Characterized by Sillett as a “naturally great athlete,” Borton has played on the Bay Oaks club team for eight years and competed in tournaments throughout the United States and the world.  

Three years ago the team traveled to Denmark where it competed in the Dana Cup. Borton’s select team, which requires annual three-day tryouts and is comprised of athletes from all around Northern California, won its division in the tournament. 

“That was great,” Borton said. “We went to this small town, Hjorring, that’s population doubles in size when there’s a soccer tournament, and we represented the United States. It was a lot of fun.” 

Borton takes time out from the Bay Oaks to play for the ’Jackets. Her entire calendar year – except maybe a couple weeks during the summer – is filled with soccer. Borton said the club team practices three days a week and competes on the weekends.  

During the high school season, she typically spends two hours a day, five days a week on the soccer field.  

“And on the weekends I usually do a little kicking or running,” she added. 

Volleyball, basketball, baseball and even the violin used to go head-to-head against soccer for Borton’s attention. But only one activity could win Borton’s full concentration. 

“I had to make a decision and I chose soccer,” she said. “It’s so much fun, really competitive and hard sometimes, but you get a good workout. I like the team aspect and I’ve been really lucky with the teams I’ve played on.” 

Although just a junior, Borton is Berkeley’s chosen leader this season. She’s played varsity for the ’Jackets since she was a freshman, was named all-league last year and teammates voted her Most Inspirational Player.  

This year, Borton is Berkeley’s team captain. 

Despite having nearly two full seasons of soccer left before graduating from high school, Borton said the opportunity to play collegiate soccer is a top goal. 

“I would love to play in college,” she said. “I’m looking a little more (at schools on the) East Coast, but I’m still pretty wide open. I haven’t got into that whole (recruiting) thing yet. I’m avoiding it.” 
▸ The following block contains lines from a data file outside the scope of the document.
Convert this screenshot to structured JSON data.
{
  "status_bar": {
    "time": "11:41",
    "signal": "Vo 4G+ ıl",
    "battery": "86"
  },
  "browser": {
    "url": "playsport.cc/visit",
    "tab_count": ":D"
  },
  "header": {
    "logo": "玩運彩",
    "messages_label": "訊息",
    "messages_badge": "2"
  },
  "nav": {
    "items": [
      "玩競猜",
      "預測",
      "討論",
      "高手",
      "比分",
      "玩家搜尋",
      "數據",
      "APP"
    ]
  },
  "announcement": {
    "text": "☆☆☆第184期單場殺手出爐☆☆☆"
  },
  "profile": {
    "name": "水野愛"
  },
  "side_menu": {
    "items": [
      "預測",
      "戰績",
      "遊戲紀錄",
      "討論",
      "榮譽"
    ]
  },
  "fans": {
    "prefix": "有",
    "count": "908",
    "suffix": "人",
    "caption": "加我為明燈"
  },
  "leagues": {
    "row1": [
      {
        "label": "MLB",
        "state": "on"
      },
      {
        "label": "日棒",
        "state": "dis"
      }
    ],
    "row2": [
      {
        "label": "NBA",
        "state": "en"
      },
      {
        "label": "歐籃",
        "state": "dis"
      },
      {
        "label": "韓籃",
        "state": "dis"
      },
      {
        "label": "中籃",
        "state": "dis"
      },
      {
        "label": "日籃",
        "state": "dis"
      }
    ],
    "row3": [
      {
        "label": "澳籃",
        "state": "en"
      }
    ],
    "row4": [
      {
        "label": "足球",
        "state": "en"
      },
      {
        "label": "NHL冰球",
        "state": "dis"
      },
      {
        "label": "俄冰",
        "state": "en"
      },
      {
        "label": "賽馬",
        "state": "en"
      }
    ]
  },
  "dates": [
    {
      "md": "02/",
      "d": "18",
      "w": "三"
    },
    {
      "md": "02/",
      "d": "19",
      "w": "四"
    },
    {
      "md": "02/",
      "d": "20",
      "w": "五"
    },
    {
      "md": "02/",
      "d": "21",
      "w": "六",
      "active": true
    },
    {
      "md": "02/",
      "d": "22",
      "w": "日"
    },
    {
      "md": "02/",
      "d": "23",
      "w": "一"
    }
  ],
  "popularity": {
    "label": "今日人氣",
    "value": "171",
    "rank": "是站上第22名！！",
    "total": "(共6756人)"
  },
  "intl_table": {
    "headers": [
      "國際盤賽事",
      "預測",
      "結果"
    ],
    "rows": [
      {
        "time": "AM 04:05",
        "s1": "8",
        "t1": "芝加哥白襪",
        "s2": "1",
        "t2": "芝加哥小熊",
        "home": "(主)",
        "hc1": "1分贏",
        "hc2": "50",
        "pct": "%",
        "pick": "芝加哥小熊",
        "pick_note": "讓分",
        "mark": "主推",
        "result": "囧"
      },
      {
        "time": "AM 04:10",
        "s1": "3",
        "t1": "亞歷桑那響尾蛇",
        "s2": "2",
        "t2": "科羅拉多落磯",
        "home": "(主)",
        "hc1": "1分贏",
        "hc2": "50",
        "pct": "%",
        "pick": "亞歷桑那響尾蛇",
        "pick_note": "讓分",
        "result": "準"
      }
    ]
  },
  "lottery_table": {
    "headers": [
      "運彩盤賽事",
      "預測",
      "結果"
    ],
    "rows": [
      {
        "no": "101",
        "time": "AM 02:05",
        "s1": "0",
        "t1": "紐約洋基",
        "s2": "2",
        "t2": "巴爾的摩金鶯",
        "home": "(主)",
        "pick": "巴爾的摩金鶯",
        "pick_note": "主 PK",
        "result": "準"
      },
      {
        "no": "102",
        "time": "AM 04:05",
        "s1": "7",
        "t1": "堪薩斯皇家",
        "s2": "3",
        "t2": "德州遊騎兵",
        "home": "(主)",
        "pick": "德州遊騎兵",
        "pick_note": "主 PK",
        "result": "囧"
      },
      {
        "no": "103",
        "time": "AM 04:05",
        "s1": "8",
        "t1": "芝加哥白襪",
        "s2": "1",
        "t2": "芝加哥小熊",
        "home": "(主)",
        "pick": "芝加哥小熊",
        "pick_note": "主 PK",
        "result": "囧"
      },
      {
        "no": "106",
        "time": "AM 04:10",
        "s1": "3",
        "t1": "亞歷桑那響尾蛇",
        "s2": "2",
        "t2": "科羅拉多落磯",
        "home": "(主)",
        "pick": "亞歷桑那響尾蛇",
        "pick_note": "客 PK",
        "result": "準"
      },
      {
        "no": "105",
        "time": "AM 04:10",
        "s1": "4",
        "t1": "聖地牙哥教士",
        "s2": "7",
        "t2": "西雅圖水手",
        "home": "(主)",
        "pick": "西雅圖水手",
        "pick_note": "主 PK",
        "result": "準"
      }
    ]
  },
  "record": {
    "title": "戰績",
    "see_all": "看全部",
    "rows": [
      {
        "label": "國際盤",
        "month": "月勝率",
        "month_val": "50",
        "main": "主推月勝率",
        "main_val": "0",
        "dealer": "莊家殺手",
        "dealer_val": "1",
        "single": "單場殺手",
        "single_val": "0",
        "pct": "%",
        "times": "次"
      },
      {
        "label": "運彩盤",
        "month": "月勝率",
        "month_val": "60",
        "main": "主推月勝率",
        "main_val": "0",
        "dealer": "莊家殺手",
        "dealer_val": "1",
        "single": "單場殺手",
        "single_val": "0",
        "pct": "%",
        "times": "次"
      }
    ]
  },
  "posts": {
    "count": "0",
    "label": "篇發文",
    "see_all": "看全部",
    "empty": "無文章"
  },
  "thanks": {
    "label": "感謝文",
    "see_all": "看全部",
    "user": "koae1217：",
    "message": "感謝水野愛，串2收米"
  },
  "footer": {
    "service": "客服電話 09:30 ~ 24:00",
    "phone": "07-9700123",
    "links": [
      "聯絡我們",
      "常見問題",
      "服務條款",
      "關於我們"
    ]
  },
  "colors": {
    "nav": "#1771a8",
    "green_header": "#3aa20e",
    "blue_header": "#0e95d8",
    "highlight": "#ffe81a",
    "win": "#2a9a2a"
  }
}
When she does choose a school, it will probably have a good soccer team, but it will also likely help Borton move forward on her career path, which includes following in her father’s footsteps to become a lawyer. 

But for now, she’s focused on keeping the ’Jackets atop the ACCAL and headed into the playoffs for the second straight season.